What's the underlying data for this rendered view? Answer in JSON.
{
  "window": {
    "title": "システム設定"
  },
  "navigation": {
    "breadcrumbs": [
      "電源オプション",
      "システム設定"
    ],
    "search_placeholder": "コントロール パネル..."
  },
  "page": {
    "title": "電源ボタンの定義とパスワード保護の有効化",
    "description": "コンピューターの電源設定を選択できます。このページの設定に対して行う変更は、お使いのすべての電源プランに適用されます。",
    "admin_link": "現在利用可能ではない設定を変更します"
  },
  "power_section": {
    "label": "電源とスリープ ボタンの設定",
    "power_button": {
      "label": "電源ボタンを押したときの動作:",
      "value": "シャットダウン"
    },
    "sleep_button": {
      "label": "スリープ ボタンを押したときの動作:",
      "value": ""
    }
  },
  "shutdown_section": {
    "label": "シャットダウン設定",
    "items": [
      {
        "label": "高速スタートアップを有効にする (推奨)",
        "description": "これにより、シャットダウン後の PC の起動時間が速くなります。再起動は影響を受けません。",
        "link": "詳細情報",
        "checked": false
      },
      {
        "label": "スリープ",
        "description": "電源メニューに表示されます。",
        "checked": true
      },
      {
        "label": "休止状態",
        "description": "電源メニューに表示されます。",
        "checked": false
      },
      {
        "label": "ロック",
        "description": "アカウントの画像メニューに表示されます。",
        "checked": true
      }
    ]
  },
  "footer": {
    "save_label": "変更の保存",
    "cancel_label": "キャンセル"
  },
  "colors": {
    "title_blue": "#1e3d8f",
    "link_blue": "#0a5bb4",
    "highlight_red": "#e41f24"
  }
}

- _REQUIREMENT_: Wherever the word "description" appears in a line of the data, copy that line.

- _EXERCISE OUTPUT_:
    "description": "コンピューターの電源設定を選択できます。このページの設定に対して行う変更は、お使いのすべての電源プランに適用されます。",
        "description": "これにより、シャットダウン後の PC の起動時間が速くなります。再起動は影響を受けません。",
        "description": "電源メニューに表示されます。",
        "description": "電源メニューに表示されます。",
        "description": "アカウントの画像メニューに表示されます。",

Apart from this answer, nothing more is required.